» **Task objective**: Please return each entry in the listing exactly.

==== Recorded information

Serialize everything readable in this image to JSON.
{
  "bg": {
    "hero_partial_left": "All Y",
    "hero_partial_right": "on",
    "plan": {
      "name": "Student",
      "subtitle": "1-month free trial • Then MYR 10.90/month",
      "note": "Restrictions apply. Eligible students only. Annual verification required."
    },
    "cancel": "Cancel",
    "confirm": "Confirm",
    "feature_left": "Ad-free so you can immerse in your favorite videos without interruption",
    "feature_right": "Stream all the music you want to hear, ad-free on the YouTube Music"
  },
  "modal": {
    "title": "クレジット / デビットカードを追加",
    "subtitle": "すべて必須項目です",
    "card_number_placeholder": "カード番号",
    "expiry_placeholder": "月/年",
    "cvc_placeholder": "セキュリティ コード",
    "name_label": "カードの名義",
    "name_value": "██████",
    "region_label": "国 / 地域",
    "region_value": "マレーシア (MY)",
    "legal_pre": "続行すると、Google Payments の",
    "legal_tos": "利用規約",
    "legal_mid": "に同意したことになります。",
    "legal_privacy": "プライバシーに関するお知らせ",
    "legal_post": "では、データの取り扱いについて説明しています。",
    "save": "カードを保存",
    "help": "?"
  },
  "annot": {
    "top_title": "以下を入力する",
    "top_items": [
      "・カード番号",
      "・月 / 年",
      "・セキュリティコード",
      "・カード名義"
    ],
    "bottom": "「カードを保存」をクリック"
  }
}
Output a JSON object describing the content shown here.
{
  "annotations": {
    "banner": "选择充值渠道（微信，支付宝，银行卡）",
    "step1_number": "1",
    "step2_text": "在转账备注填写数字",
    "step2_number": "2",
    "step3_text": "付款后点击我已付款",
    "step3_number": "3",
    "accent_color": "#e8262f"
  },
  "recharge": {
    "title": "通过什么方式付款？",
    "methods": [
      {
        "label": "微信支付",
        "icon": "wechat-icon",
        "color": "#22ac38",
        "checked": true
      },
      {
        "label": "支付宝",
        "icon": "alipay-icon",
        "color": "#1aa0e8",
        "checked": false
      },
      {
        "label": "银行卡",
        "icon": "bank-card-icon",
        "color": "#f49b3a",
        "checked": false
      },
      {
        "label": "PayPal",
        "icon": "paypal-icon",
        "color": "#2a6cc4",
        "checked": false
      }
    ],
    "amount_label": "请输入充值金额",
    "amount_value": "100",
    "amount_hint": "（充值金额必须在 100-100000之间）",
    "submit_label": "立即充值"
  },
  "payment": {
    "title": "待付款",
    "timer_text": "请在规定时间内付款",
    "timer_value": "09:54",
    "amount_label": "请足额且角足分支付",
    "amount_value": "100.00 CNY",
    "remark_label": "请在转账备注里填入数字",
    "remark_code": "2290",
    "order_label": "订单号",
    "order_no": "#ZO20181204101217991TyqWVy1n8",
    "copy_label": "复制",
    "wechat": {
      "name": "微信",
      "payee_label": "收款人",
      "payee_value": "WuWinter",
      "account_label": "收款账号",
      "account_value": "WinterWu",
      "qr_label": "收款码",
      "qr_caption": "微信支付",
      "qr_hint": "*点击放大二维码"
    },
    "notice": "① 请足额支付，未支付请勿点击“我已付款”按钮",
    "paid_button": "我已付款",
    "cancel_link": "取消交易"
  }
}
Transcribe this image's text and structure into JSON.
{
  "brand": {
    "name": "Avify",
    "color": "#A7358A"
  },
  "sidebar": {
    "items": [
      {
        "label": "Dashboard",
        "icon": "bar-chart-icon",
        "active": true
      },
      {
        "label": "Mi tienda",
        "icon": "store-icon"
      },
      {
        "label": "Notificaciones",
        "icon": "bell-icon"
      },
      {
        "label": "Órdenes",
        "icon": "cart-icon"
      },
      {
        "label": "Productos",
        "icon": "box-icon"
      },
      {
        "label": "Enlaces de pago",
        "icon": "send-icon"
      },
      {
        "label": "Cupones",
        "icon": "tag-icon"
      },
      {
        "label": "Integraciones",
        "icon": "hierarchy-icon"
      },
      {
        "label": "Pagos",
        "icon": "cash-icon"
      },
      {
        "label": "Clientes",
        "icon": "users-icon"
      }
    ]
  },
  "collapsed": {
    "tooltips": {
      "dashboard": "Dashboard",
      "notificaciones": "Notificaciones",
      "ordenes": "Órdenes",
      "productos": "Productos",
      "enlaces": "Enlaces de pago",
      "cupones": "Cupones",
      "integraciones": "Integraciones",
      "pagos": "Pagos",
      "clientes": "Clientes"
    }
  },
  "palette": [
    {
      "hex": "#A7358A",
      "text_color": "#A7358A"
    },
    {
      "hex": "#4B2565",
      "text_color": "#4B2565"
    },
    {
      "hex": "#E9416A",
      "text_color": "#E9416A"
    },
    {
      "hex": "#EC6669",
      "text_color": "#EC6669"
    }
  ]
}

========

» **Response**:
Serialize everything readable in this image to JSON.
{
  "bg": {
    "hero_partial_left": "All Y",
    "hero_partial_right": "on",
    "plan": {
      "name": "Student",
      "subtitle": "1-month free trial • Then MYR 10.90/month",
      "note": "Restrictions apply. Eligible students only. Annual verification required."
    },
    "cancel": "Cancel",
    "confirm": "Confirm",
    "feature_left": "Ad-free so you can immerse in your favorite videos without interruption",
    "feature_right": "Stream all the music you want to hear, ad-free on the YouTube Music"
  },
  "modal": {
    "title": "クレジット / デビットカードを追加",
    "subtitle": "すべて必須項目です",
    "card_number_placeholder": "カード番号",
    "expiry_placeholder": "月/年",
    "cvc_placeholder": "セキュリティ コード",
    "name_label": "カードの名義",
    "name_value": "██████",
    "region_label": "国 / 地域",
    "region_value": "マレーシア (MY)",
    "legal_pre": "続行すると、Google Payments の",
    "legal_tos": "利用規約",
    "legal_mid": "に同意したことになります。",
    "legal_privacy": "プライバシーに関するお知らせ",
    "legal_post": "では、データの取り扱いについて説明しています。",
    "save": "カードを保存",
    "help": "?"
  },
  "annot": {
    "top_title": "以下を入力する",
    "top_items": [
      "・カード番号",
      "・月 / 年",
      "・セキュリティコード",
      "・カード名義"
    ],
    "bottom": "「カードを保存」をクリック"
  }
}
Output a JSON object describing the content shown here.
{
  "annotations": {
    "banner": "选择充值渠道（微信，支付宝，银行卡）",
    "step1_number": "1",
    "step2_text": "在转账备注填写数字",
    "step2_number": "2",
    "step3_text": "付款后点击我已付款",
    "step3_number": "3",
    "accent_color": "#e8262f"
  },
  "recharge": {
    "title": "通过什么方式付款？",
    "methods": [
      {
        "label": "微信支付",
        "icon": "wechat-icon",
        "color": "#22ac38",
        "checked": true
      },
      {
        "label": "支付宝",
        "icon": "alipay-icon",
        "color": "#1aa0e8",
        "checked": false
      },
      {
        "label": "银行卡",
        "icon": "bank-card-icon",
        "color": "#f49b3a",
        "checked": false
      },
      {
        "label": "PayPal",
        "icon": "paypal-icon",
        "color": "#2a6cc4",
        "checked": false
      }
    ],
    "amount_label": "请输入充值金额",
    "amount_value": "100",
    "amount_hint": "（充值金额必须在 100-100000之间）",
    "submit_label": "立即充值"
  },
  "payment": {
    "title": "待付款",
    "timer_text": "请在规定时间内付款",
    "timer_value": "09:54",
    "amount_label": "请足额且角足分支付",
    "amount_value": "100.00 CNY",
    "remark_label": "请在转账备注里填入数字",
    "remark_code": "2290",
    "order_label": "订单号",
    "order_no": "#ZO20181204101217991TyqWVy1n8",
    "copy_label": "复制",
    "wechat": {
      "name": "微信",
      "payee_label": "收款人",
      "payee_value": "WuWinter",
      "account_label": "收款账号",
      "account_value": "WinterWu",
      "qr_label": "收款码",
      "qr_caption": "微信支付",
      "qr_hint": "*点击放大二维码"
    },
    "notice": "① 请足额支付，未支付请勿点击“我已付款”按钮",
    "paid_button": "我已付款",
    "cancel_link": "取消交易"
  }
}
Transcribe this image's text and structure into JSON.
{
  "brand": {
    "name": "Avify",
    "color": "#A7358A"
  },
  "sidebar": {
    "items": [
      {
        "label": "Dashboard",
        "icon": "bar-chart-icon",
        "active": true
      },
      {
        "label": "Mi tienda",
        "icon": "store-icon"
      },
      {
        "label": "Notificaciones",
        "icon": "bell-icon"
      },
      {
        "label": "Órdenes",
        "icon": "cart-icon"
      },
      {
        "label": "Productos",
        "icon": "box-icon"
      },
      {
        "label": "Enlaces de pago",
        "icon": "send-icon"
      },
      {
        "label": "Cupones",
        "icon": "tag-icon"
      },
      {
        "label": "Integraciones",
        "icon": "hierarchy-icon"
      },
      {
        "label": "Pagos",
        "icon": "cash-icon"
      },
      {
        "label": "Clientes",
        "icon": "users-icon"
      }
    ]
  },
  "collapsed": {
    "tooltips": {
      "dashboard": "Dashboard",
      "notificaciones": "Notificaciones",
      "ordenes": "Órdenes",
      "productos": "Productos",
      "enlaces": "Enlaces de pago",
      "cupones": "Cupones",
      "integraciones": "Integraciones",
      "pagos": "Pagos",
      "clientes": "Clientes"
    }
  },
  "palette": [
    {
      "hex": "#A7358A",
      "text_color": "#A7358A"
    },
    {
      "hex": "#4B2565",
      "text_color": "#4B2565"
    },
    {
      "hex": "#E9416A",
      "text_color": "#E9416A"
    },
    {
      "hex": "#EC6669",
      "text_color": "#EC6669"
    }
  ]
}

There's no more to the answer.